Managerial transparency, leaders who model the way, and intrinsic employee motivation are pillars of a strong organizational culture. In addition, a strong work culture is built on transparency. When every employee is well informed with access to information, trust is maintained. To build a strong culture, share all strategic plans as well as revenue and profit information in a timely manner. Informed employees are more engaged. Include employees in the decision-making process. Employees want their voices to be heard. Use surveys or focus groups to represent an employee base.
Transparency: widespread knowledge of what is happening in the organization and why it is happening.
Provide access to the leadership team. Hold town hall meetings. Take questions. And be held accountable. Prepare managers to answer tough questions and address employee concerns. Offering online training demonstrates support for intrinsic motivation—the tools meet individual learner needs—and allows leaders at all levels to transparently broadcast their course completions, which models productive behaviors. Specific course content helps practicing managers understand culture and how to shape it in ways that support employee engagement.
Offering online training demonstrates support for intrinsic motivation—the tools meet individual learner needs—and allows leaders at all levels to transparently broadcast their course completions, which models productive behaviors. Specific course content helps practicing managers understand culture and how to shape it in ways that support employee engagement.
3. Enhancing Career Opportunities
Research shows professionals want career development instruction and resources. One of the primary reasons employees stay with an organization is opportunity for growth and advancement. Employees want to understand what is available in their organization to help them develop their career, and the best way to provide this understanding is through formal career planning.
When employees believe you are invested in their careers, they become more personally invested in your organization and are more likely to embrace a long-term future there.
Effective online training helps employees develop their goals and career paths, and it provides supervisors with the coaching insights needed to help employees with career development.
Online learning originally was sold as a quality, cost-effective way to teach skills. Today, we know it’s that plus much more. We have a greater understanding of the deep relationship between online learning and employee engagement. Offering quality online instruction tells employees you’re serious. Serious about learning. Serious about their development. Serious about retaining them and their talents. Employees are paying attention and falling in love with online learning.
When you can offer high-quality expert instruction 24/7 on any device, tailored to specific learner interests and needs, why wouldn’t you? That’s how your up-and-coming workforce sees it. They expect access to online learning like they do a desk and computer.

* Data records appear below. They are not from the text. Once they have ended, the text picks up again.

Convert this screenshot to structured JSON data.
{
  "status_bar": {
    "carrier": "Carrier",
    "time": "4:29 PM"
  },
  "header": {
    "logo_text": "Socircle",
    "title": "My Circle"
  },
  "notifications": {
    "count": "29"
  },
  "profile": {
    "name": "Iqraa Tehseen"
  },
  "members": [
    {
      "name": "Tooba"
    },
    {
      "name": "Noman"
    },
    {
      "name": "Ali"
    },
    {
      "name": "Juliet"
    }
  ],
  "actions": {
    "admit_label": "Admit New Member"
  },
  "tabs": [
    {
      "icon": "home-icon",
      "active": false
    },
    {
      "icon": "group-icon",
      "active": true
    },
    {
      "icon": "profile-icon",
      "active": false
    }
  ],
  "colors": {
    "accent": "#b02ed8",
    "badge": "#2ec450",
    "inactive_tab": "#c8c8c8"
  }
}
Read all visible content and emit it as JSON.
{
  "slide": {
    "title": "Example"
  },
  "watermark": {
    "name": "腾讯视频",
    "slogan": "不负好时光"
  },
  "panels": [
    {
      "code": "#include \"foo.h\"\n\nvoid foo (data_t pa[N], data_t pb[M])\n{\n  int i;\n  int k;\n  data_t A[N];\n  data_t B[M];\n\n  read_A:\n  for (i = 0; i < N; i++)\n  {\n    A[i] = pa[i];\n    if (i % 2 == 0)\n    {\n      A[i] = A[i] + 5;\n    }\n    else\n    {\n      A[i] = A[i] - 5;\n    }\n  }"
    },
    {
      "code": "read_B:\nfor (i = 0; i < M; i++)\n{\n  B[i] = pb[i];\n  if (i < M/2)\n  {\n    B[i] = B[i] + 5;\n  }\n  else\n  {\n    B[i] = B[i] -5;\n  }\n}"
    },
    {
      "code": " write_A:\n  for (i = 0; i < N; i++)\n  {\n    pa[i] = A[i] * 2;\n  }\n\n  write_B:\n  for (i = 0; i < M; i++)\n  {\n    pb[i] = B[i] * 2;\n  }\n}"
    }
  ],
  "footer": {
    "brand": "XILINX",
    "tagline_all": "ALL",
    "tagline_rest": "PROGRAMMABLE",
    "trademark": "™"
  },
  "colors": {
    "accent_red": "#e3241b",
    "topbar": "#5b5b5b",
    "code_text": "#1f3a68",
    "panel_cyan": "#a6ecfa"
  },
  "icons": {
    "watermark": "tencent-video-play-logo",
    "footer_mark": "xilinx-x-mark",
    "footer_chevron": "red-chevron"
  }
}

Since 1995, Lynda.com has helped students, leaders, IT and design pros, project managers—anyone in any role—build software, creative, and business skills. They work with the best instructors and tout production standards to be second to none. And with training that is quick to market, they have grown their online video-based content library to include thousands of engaging courses. Now a LinkedIn company, Lynda.com serves more than 10,000 organizations. With offices on four continents and tutorials in five languages, lynda.com is a global platform for success.
Take a deeper dive, and see for yourself. Check out the lynda.com course, Motivating and Engaging Employees. For more information about LyndaCampus at UNT for employees, please contact Human Resources, CLEAR or University IT.
Do you have a great idea about information technology? Let us know! Submit your idea today!